The long-term survival of the staghorn coral Acropora cervicornis is threatened unless successful active reef restoration is applied. As part of restoration efforts, the species has been successfully reared in many coral nurseries in different locations in The Bahamas & Caribbean by Reef Rescue Network partners. Knowing that increasing genetic diversity within populations is one of the key factors to ensure the persistence of the species. It was therefore necessary for the Shedd Aquarium and Perry Institute for Marine Science to collaborate.
During a 15-day expedition aboard Shedd Aquarium’s R/V Coral Reef II, a team of scientists was focused on two goals.
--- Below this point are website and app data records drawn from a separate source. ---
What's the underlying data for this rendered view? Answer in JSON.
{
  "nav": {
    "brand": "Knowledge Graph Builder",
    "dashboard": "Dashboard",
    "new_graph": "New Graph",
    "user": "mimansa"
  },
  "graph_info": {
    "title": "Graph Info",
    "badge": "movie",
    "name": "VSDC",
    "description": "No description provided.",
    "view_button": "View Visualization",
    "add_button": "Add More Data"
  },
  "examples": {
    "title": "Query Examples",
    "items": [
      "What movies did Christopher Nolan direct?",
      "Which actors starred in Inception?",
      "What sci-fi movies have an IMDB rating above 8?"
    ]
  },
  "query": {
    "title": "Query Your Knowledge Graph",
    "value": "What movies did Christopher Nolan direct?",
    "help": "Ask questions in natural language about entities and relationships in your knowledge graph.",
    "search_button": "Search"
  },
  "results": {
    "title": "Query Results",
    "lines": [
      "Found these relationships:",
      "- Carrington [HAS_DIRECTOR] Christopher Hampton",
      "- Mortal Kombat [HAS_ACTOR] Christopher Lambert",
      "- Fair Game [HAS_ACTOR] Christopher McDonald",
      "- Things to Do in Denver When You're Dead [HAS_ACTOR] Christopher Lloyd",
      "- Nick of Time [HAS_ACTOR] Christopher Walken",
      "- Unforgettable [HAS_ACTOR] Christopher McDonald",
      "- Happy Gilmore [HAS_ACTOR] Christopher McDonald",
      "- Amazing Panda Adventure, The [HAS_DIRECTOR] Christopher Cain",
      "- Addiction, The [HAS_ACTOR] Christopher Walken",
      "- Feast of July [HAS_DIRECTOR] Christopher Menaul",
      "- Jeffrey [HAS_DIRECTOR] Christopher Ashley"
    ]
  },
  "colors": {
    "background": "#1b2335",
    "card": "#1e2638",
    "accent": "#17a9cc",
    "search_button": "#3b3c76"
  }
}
The first goal, led by Dr. Andrew Baker, consisted of sampling more than 1.800 corals in the Bahamas, specifically around Lee Stocking Island in the Exumas. This was done to replicate samples he originally took in 1995 to investigate how coral and symbiont diversity has shifted over several decades of climate stress.
The second goal, led by Dr. Ross Cunning (Shedd Aquarium), was to move Staghorn Coral fragments between nurseries throughout the islands of the Bahamas (Bimini, Nassau, Eleuthera, Cat Island and the Exumas). In each location, fragments from the nurseries and from wild colonies were collected and new coral tree nurseries were deployed with different genotypes from different places, hoping to increase genetic diversity in each site.
The team aboard the research vessel R/V Coral Reef II Included Crew Captain Zoltan Bobick, Tom Abend and John Harrelson, as well as researchers from:
- Shedd Aquarium (Dr. Ross Cunning, Dr. Steve Kessel, Dr. Andrew Kough, Amanda Weiler and Brendan Wylie),
- Cape Eleuthera Institute/Perry Institute for Marine Science (Dr. Valeria Pizarro and Natalia Hurtado),
- Reef Rescue Network/Perry Institute for Marine Science (Hayley-Jo Carr),
- University of Miami’s Rosenstiel School of Marine & Atmospheric Science (Dr. Andrew Baker, Olivia Williamson, Rich Karp and Kelsey Johnson-Sapp),
- University of South Florida (Dr. John Parkinson),
- Hawai’i Institute of Marine Biology – HIMB (Shayle Matsuda)
The collected Staghorn fragments were labeled by genotype and kept in “live wells” (seawater tanks aboard the ship) while travelling between locations. 570 staghorn fragments from 19 genotypes were placed in 12 new coral tree nurseries that were installed during the expedition. Two were installed in Nassau, Bimini and Cat Island (respectively) and six in Eleuthera.
Staff from the Cape Eleuthera Institute and Perry Institute of Marine Science will be responsible for the maintenance and monitoring of the new coral tree nurseries. The new nurseries will be located at Tunnel Rock as part of the Reef Rescue Network and the Bahamas Coral Innovation Hub.